Slow adventurers and curious minds were the inspiration behind our Ernest Smoothie – something full of energy with a bit of a creative twist on the usual ingredients you find in many recipes. It is delicious. Get blending and perhaps try out some variations of your own.

Ingredients (quantities can vary to your own personal taste)

Raspberries (approx 100g)
Baby spinach (large handful)
Banana (1 ripe banana - frozen works best)
Nut milk (approx 300ml)
Cacao nibs (1 tbsp)
Chia seeds (1 tbsp)
Cashew nuts (1tbsp)
Maca powder (1 tsp)
Cinnamon (1/2 tsp)
Honey (2 tsp)

Blend all the ingredients together until smooth. 

The health benefits of an Ernest Smoothie

We wanted to make a smoothie packed with enough energy to keep people going through their adventures. Each of the ingredients have quite a list of health benefits in their own right, but they were chosen mostly for their energy punch and keeping the blood sugar levels constant.  

Raspberries are a source of vitamin C (good to ward off colds at this time of the year) and are one of the fruits that don’t send the body into a post-sugar crash due to the fact they don’t spike the blood sugar. 
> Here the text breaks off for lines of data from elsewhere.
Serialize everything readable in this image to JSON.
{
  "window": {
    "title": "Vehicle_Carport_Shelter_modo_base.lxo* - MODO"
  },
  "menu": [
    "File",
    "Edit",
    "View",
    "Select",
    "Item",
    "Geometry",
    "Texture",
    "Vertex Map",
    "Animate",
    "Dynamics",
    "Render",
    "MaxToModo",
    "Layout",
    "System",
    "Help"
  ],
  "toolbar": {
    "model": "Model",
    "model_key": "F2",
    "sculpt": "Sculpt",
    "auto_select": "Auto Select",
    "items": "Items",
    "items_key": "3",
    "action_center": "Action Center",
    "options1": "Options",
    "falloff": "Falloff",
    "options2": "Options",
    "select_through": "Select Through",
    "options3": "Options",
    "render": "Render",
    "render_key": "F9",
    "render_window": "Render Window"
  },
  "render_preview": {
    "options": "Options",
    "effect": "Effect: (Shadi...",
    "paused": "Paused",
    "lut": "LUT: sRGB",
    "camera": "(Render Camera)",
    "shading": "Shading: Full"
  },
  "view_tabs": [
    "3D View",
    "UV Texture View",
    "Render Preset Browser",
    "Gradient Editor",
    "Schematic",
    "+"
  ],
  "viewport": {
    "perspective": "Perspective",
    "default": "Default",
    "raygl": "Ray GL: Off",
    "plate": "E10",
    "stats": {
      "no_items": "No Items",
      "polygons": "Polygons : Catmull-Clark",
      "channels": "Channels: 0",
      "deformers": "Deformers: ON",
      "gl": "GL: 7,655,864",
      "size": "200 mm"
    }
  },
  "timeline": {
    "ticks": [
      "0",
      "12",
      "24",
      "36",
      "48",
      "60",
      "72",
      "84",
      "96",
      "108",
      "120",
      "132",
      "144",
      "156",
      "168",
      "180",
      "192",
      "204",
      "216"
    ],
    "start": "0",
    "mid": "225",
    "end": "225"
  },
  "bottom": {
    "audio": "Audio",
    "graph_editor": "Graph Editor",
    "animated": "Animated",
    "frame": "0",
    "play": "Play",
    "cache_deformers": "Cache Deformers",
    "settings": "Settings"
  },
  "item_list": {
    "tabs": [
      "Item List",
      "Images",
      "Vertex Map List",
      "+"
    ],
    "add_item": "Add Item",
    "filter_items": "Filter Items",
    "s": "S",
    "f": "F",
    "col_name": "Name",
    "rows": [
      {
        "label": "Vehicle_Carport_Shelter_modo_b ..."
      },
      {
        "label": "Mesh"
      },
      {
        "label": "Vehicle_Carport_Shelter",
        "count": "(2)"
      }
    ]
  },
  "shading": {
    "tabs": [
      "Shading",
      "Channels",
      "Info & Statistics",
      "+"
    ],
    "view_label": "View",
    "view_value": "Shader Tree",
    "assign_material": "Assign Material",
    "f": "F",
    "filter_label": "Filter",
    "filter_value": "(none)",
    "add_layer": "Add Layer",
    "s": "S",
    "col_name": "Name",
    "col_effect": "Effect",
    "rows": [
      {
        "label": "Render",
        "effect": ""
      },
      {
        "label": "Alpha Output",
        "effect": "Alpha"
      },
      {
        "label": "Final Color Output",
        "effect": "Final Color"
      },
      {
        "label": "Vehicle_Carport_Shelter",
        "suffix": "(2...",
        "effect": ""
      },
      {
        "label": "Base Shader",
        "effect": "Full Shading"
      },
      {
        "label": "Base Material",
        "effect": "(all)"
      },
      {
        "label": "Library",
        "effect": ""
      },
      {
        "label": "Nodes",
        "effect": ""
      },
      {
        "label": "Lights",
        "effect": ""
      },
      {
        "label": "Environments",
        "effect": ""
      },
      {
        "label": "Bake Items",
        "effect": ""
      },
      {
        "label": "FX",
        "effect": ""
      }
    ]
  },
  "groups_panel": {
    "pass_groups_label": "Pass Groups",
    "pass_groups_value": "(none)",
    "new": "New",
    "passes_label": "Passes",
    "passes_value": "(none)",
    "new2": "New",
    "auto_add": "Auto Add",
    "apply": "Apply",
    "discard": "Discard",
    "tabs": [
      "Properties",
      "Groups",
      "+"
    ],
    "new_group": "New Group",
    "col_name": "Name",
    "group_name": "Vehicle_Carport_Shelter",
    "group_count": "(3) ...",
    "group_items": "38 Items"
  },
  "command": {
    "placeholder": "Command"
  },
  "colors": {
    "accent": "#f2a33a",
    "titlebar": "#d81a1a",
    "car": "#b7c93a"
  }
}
Baby spinach leaves have a remarkable ability to help restore energy levels. Popeye can vouch for that! This green leafy marvel of a food is packed with so many healthy attributes, it’s hard to list them all.
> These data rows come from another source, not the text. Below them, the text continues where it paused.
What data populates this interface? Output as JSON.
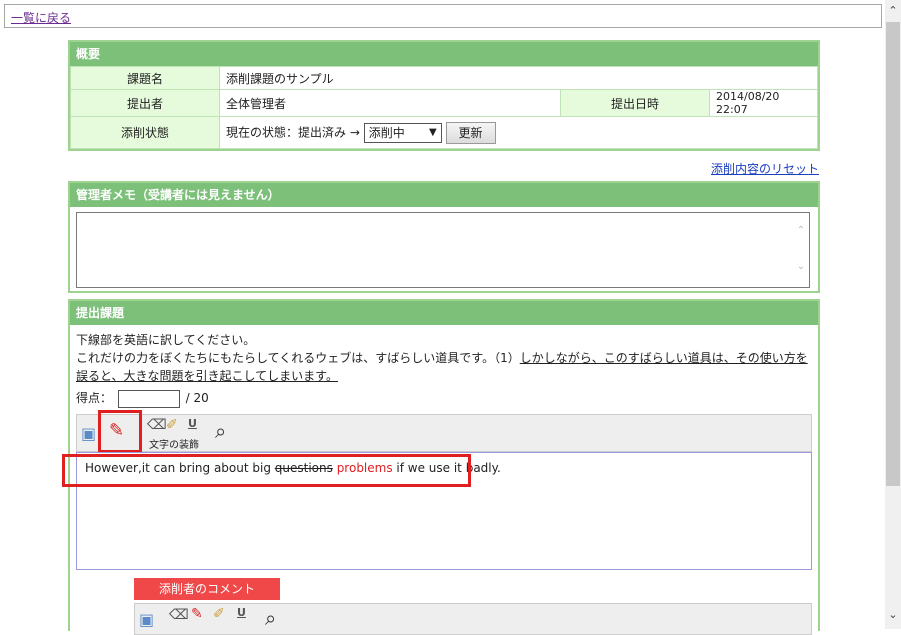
{
  "nav": {
    "back_link": "一覧に戻る"
  },
  "summary": {
    "header": "概要",
    "rows": {
      "title_label": "課題名",
      "title_value": "添削課題のサンプル",
      "submitter_label": "提出者",
      "submitter_value": "全体管理者",
      "date_label": "提出日時",
      "date_value": "2014/08/20 22:07",
      "status_label": "添削状態",
      "status_text": "現在の状態：提出済み →",
      "status_select": "添削中",
      "update_button": "更新"
    }
  },
  "reset_link": "添削内容のリセット",
  "memo": {
    "header": "管理者メモ（受講者には見えません）",
    "value": ""
  },
  "assignment": {
    "header": "提出課題",
    "instruction": "下線部を英語に訳してください。",
    "prompt_plain": "これだけの力をぼくたちにもたらしてくれるウェブは、すばらしい道具です。（1）",
    "prompt_underlined": "しかしながら、このすばらしい道具は、その使い方を誤ると、大きな問題を引き起こしてしまいます。",
    "score_label": "得点：",
    "score_value": "",
    "score_max": "/ 20",
    "toolbar_label": "文字の装飾",
    "answer": {
      "part1": "However,it can bring about big ",
      "struck": "questions",
      "inserted": " problems",
      "part2": " if we use it badly."
    },
    "comment_button": "添削者のコメント"
  },
  "colors": {
    "header_green": "#7cc07a",
    "label_bg": "#e6fbdc",
    "highlight_red": "#e02020",
    "comment_button": "#f04848"
  },
  "icons": [
    "image-icon",
    "pen-icon",
    "eraser-icon",
    "highlighter-icon",
    "underline-icon",
    "preview-icon"
  ]
}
Bananas pack an energy punch and help sustain blood sugar levels.  Your adventure partner will certainly appreciate the fact that they improve mood and reduce stress as they are also a good source of one of the amino acids tryptophan, which the body converts to serotonin – the happy hormone. 

Cacao nibs - chocolate without any of the guilt, who wouldn’t say yes to that!  Cacao nibs also contain theobromine which is a stimulant similar to caffeine.  

Chia seeds are an unprocessed whole-grain food that are a huge source of slow-burning fuel for our bodies.  They're rich in plant based Omega-3 fatty acids - reported to have 8 times more Omega-3 than salmon!

Maca powder, as with most superfoods, it boasts plenty of health benefits.  Maca powder is known for its energising properties and the ability to balance hormone levels. It also heightens the body’s 'feel-good' factor endorphins.   

Cinnamon, not only deemed to regulate the bodies blood sugar levels, it has been reported that even just smelling cinnamon actually enhances cognitive processing (good news for all out there that may not be fans of the taste), and consuming it significantly increases brain function.  

Honey, or “liquid gold” as some call it, due to its nutritional and medicinal properties that have been used for centuries. That aside, it is a notable source of all-natural energy with the unprocessed sugars delivering a quick energy boost.

This is a sponsored blog post, created in collaboration with Offgrid Clothing. Read more about Offgrid in the Ernest Journal directory.